Americans embrace self-monitoring: A look at app-based health tracking habits
April 11th, 2024, Hoang Nguyen

Americans embrace self-monitoring: A look at app-based health tracking habits

With smartphones and wearables, consumers now have more control over a wealth of data about their bodies and overall well-being.

A new YouGov survey conducted among more than 1,000 US adults reveals a strong national appetite for self-monitoring, with a significant portion of the population actively tracking, or having previously tracked, various health aspects. Notably, two-thirds (66%) of respondents reported tracking at least one health metric before using an app or device.

What are Americans tracking?

The data sheds light on the types of health information that people are most likely to be tracking:

  • Exercise: Leading all types of app-based health tracking is exercise, with 35% of respondents indicating they monitor aspects like step count or calorie expenditure.
  • Blood pressure & heart rate: Rounding out the top three most-tracked forms of health are blood pressure and heart rate, both tracked by 29% of respondents.
  • Weight management & sleep: Weight or diet (including meals and calorie intake) is tracked by over a quarter of US adults (27%). A similar proportion of people say they track their sleep (24%).

Beyond these core areas, the survey reveals interest in tracking water intake (16%), sexual activity (7%), and even bowel movements (6%).

Age and gender divide in tracking habits

Young adults (18-34) are more likely to be tracking their health in general, with a particular focus on areas like menstrual cycles, sexual activity, water intake, sleep, and bowel movements compared to the overall population. This focus on a broader range of health metrics could be due to a heightened awareness of overall well-being or a comfort level with using technology for personal health management.

Men (33%) and adults aged 55 (35%) and over are more likely to track blood pressure than other demographics, aligning with the increased risk of cardiovascular issues as people age.

Women are more likely to say they’re tracking exercise compared to men (38% vs. 32%). Additionally, young women (18-34) are especially likely to be tracking their menstrual cycles compared to women overall (37% vs. 22%).

Find out more about YouGov’s health-tracking survey

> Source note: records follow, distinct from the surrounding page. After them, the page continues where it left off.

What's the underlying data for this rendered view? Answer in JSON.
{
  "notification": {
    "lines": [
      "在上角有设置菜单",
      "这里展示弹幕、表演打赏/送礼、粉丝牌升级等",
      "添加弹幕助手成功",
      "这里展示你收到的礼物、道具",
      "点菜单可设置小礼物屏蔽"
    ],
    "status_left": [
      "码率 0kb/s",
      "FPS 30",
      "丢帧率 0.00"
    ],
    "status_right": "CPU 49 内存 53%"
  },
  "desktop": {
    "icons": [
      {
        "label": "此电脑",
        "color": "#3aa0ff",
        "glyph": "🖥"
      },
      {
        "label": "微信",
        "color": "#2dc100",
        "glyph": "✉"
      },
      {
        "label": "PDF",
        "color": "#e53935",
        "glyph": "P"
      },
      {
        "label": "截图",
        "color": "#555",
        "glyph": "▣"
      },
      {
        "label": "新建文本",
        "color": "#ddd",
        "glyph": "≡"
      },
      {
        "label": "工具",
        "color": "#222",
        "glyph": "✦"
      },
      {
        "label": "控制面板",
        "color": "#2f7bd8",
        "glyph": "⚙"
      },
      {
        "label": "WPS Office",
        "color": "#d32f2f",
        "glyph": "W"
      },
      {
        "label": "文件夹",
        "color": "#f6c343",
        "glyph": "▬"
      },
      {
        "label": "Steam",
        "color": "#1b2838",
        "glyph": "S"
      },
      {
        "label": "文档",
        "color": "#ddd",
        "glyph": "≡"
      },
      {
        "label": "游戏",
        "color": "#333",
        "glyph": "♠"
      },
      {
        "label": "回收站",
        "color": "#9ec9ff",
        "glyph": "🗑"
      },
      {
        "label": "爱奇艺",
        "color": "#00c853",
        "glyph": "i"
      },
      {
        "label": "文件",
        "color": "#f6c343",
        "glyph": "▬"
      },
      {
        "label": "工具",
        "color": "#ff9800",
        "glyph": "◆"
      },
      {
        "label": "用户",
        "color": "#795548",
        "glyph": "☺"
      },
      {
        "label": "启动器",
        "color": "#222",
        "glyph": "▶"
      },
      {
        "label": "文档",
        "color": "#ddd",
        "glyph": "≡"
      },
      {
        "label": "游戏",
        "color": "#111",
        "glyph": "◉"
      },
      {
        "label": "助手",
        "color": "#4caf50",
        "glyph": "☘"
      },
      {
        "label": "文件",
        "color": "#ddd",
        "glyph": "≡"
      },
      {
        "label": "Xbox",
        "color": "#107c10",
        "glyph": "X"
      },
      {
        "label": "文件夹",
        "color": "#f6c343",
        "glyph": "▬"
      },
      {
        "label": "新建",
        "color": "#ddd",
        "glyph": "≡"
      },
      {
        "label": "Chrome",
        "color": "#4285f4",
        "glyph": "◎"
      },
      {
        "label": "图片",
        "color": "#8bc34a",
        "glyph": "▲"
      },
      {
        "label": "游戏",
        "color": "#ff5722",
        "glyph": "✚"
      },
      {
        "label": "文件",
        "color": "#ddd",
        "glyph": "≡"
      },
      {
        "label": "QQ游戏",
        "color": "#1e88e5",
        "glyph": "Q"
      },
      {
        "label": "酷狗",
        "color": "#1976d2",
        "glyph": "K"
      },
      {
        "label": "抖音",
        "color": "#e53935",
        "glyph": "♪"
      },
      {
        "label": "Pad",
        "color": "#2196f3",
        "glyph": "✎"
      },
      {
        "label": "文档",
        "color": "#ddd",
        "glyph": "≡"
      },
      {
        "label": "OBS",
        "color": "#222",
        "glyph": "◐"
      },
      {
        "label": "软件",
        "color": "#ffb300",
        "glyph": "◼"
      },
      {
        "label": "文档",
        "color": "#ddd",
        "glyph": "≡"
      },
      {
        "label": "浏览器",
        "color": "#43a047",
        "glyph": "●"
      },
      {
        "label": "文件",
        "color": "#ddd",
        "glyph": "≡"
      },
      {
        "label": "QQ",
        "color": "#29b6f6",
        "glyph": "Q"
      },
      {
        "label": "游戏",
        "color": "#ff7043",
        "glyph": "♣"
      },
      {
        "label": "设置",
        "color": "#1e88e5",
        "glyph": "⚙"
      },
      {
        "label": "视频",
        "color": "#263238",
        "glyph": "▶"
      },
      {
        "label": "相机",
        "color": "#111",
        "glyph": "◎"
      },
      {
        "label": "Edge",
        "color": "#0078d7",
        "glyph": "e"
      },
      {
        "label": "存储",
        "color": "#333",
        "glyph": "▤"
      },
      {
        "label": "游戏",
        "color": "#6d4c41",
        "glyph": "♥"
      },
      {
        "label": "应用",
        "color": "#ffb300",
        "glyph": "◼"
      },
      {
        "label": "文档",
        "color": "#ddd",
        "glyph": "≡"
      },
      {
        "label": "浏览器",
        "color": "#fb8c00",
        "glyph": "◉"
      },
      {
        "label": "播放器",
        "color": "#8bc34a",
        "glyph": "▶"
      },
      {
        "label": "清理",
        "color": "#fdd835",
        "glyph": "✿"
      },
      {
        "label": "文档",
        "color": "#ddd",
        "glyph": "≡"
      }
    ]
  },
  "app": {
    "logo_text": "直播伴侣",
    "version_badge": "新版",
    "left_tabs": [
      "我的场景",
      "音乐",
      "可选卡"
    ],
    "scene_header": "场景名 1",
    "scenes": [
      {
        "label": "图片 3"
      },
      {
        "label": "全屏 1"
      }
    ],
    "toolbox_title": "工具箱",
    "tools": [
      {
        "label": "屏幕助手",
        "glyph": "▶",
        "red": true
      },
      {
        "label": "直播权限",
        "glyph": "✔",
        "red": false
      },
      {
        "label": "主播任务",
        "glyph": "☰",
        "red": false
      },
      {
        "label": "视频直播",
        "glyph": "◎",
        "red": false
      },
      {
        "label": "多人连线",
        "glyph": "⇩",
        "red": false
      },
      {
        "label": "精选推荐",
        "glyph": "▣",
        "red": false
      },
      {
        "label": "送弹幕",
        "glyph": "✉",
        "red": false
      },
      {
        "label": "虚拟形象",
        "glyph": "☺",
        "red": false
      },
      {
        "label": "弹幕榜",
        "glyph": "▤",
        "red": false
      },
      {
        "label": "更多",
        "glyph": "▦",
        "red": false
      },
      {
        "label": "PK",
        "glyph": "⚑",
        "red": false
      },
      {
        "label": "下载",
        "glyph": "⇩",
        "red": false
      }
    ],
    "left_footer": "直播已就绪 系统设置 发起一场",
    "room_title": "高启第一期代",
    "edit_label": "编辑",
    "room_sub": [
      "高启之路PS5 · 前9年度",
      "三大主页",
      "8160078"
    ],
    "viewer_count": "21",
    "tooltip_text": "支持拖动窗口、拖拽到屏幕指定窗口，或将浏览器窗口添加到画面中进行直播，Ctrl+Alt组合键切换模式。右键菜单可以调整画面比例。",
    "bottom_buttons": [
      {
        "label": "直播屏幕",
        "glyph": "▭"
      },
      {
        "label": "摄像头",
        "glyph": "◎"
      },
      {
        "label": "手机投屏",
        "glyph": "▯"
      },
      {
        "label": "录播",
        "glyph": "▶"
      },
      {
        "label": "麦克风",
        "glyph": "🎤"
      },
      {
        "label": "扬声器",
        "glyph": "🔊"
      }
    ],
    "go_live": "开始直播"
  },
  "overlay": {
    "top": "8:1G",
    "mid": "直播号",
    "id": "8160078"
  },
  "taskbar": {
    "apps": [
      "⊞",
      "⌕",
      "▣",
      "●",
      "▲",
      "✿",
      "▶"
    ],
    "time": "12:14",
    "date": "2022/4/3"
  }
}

YouGov Surveys: Serviced provide quick survey results from nationally representative or targeted audiences in multiple markets. This study was conducted online on March 14-15, 2024, with a nationally representative sample of 1,181 adults (aged 18+ years) in the US, using a questionnaire designed by YouGov. Data figures have been weighted by age, race, gender, education, and region to be representative of all adults in the US (18 years or older), and reflect the latest population estimates from the Census Bureau’s American Community Survey. Learn more about YouGov Surveys: Serviced.